[Dataset entries]
_____

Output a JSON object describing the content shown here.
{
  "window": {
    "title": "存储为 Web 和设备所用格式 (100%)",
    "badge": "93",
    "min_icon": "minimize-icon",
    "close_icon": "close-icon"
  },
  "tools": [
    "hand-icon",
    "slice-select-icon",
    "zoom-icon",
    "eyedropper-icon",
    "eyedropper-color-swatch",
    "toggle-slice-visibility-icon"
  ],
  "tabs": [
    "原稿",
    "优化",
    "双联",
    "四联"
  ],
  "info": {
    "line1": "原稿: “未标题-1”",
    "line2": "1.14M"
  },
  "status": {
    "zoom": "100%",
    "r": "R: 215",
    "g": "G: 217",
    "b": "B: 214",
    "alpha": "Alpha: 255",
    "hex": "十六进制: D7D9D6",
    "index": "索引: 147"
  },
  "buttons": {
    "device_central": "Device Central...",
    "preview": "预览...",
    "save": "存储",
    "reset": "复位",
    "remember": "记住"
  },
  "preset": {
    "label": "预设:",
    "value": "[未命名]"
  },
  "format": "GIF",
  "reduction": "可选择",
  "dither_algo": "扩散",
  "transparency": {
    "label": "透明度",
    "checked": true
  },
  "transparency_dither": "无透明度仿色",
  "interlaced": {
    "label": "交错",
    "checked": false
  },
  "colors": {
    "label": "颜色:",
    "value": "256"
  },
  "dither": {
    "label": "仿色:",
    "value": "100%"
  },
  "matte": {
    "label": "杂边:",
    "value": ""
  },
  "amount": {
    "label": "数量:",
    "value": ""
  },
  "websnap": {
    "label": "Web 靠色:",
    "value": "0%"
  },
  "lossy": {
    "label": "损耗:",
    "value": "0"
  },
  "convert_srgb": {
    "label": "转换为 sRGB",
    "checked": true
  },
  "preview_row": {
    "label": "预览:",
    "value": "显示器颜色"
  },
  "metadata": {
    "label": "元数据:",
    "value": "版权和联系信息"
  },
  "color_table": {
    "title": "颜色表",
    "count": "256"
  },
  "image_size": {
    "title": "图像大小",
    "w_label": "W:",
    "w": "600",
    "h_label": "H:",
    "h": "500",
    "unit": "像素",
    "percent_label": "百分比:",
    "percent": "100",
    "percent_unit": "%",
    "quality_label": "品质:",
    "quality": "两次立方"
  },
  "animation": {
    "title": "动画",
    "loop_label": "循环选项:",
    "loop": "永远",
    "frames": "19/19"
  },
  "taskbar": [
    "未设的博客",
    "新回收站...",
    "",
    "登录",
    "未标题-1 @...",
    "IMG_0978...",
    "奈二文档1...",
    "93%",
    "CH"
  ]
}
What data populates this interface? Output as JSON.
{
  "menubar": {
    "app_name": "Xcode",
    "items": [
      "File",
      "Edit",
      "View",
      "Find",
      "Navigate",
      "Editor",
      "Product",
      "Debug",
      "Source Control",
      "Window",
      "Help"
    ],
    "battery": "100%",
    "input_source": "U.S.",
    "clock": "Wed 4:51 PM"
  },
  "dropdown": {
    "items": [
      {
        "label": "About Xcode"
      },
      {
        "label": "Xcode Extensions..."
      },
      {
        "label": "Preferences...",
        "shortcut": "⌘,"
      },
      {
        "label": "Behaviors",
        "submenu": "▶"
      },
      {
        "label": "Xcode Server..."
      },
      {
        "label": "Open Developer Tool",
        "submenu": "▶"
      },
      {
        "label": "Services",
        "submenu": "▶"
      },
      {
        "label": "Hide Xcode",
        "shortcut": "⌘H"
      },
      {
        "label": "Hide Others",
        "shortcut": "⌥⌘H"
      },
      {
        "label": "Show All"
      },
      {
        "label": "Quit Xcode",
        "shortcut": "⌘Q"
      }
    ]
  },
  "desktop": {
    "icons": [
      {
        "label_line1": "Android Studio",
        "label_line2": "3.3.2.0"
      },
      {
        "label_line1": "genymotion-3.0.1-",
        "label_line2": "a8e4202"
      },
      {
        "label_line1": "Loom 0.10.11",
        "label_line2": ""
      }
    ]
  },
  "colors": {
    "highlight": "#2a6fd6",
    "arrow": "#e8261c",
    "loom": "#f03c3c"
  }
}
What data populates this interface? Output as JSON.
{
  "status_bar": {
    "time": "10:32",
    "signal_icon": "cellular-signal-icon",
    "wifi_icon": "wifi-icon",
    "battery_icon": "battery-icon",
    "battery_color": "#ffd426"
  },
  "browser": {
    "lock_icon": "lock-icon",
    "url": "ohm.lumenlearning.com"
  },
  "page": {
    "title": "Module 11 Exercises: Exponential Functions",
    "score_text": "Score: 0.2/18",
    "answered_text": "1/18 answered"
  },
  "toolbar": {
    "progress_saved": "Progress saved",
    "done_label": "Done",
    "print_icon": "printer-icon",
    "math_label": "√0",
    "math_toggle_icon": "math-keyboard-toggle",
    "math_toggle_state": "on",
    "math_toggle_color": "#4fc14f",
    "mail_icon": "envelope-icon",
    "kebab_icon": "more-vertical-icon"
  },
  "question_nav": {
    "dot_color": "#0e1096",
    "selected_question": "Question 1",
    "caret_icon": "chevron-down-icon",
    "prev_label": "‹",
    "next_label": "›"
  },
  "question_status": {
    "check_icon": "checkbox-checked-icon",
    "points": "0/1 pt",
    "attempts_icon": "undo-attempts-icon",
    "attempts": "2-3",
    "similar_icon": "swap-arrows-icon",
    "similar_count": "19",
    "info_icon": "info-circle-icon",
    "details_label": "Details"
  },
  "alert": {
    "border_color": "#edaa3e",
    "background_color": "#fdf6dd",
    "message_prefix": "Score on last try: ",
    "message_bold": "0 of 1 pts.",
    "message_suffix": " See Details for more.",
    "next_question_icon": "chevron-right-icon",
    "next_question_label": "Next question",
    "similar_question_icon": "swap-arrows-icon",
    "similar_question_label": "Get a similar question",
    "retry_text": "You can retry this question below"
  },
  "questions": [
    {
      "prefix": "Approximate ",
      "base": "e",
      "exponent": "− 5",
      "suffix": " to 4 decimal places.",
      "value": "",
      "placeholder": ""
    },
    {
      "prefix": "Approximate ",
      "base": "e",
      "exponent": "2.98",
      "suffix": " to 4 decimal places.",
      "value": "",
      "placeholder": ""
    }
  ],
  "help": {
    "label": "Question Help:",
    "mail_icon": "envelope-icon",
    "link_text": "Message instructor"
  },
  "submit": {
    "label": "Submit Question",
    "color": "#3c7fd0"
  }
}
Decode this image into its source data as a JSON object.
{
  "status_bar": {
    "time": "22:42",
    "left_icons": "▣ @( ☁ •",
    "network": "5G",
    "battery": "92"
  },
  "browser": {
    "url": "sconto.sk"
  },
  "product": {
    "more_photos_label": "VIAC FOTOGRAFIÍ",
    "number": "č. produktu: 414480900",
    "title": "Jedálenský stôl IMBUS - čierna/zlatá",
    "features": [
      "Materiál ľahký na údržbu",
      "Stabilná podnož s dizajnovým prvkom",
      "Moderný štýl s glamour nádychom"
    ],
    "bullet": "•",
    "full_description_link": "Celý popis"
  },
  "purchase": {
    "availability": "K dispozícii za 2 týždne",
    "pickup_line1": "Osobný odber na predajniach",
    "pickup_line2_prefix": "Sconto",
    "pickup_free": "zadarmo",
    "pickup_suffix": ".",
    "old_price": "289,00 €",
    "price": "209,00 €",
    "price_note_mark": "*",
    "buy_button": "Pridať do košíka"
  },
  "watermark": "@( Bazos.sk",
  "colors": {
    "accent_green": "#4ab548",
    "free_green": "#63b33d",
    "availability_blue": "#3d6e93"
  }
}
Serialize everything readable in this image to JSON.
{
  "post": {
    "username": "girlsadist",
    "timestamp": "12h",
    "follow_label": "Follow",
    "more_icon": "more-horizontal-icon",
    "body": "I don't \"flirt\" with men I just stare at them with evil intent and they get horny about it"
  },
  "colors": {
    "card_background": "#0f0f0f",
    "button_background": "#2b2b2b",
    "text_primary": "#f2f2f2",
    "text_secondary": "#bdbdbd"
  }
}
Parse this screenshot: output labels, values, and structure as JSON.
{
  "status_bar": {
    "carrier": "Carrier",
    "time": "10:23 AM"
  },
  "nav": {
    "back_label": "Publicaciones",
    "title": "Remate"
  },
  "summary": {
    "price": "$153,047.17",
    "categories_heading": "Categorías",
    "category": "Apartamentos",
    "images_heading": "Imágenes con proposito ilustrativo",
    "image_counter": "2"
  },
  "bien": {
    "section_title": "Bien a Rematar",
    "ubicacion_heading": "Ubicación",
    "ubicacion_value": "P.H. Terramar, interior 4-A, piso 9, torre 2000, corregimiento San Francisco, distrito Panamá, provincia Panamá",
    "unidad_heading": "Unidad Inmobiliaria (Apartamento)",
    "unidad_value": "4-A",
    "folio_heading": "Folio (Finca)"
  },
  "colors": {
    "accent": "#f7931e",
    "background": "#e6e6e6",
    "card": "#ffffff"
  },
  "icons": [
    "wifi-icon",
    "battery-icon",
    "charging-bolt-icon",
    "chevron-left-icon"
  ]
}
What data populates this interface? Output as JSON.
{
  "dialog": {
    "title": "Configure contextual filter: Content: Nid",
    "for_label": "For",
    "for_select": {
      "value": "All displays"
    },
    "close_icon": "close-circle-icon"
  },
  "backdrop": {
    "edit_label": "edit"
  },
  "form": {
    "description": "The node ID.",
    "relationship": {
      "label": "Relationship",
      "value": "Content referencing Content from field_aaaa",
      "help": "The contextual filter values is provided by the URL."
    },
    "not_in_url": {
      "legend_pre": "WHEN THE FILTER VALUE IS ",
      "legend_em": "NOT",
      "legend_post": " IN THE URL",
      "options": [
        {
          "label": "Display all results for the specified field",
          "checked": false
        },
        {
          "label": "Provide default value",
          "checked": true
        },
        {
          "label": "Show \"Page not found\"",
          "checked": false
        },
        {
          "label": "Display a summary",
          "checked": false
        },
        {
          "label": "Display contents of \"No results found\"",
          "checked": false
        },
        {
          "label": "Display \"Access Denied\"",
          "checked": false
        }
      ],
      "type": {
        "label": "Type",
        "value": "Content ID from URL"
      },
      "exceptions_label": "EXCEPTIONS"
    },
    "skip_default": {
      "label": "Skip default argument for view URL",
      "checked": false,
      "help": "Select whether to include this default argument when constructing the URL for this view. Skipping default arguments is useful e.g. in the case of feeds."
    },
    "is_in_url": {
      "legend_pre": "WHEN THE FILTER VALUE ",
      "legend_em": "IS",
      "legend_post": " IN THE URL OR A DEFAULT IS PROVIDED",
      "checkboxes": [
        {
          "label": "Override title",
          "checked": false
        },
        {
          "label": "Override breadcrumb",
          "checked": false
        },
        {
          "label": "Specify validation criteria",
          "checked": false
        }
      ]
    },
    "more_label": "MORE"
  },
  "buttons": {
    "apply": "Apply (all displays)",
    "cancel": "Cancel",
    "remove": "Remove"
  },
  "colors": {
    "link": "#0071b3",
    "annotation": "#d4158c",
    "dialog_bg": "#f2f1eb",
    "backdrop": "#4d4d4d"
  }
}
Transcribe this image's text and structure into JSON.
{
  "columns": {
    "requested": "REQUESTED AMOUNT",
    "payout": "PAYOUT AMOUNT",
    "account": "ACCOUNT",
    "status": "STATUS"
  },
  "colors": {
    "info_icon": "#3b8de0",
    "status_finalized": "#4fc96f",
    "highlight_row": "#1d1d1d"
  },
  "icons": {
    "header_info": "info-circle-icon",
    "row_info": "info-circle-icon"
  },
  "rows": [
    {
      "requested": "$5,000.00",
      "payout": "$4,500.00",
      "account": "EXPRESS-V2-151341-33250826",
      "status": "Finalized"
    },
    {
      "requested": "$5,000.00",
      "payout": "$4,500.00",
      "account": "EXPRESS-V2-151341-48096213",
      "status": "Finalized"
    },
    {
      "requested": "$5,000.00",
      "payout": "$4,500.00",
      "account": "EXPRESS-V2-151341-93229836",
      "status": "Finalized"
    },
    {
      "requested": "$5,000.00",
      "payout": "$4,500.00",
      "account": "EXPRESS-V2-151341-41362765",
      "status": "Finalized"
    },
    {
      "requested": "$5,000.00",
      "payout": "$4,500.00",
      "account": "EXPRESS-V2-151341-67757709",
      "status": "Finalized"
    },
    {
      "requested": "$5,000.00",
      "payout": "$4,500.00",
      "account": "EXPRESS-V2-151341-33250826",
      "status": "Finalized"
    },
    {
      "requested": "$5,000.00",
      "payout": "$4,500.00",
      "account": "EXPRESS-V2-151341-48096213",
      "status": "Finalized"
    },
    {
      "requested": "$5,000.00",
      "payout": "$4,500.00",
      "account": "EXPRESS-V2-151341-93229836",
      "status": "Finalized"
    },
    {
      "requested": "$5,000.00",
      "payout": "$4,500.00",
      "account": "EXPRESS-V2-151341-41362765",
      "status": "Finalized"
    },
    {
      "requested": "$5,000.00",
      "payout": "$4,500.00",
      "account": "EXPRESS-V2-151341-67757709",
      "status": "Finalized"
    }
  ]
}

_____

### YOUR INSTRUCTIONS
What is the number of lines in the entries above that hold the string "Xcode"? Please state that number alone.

### WRITTEN SOLUTION
6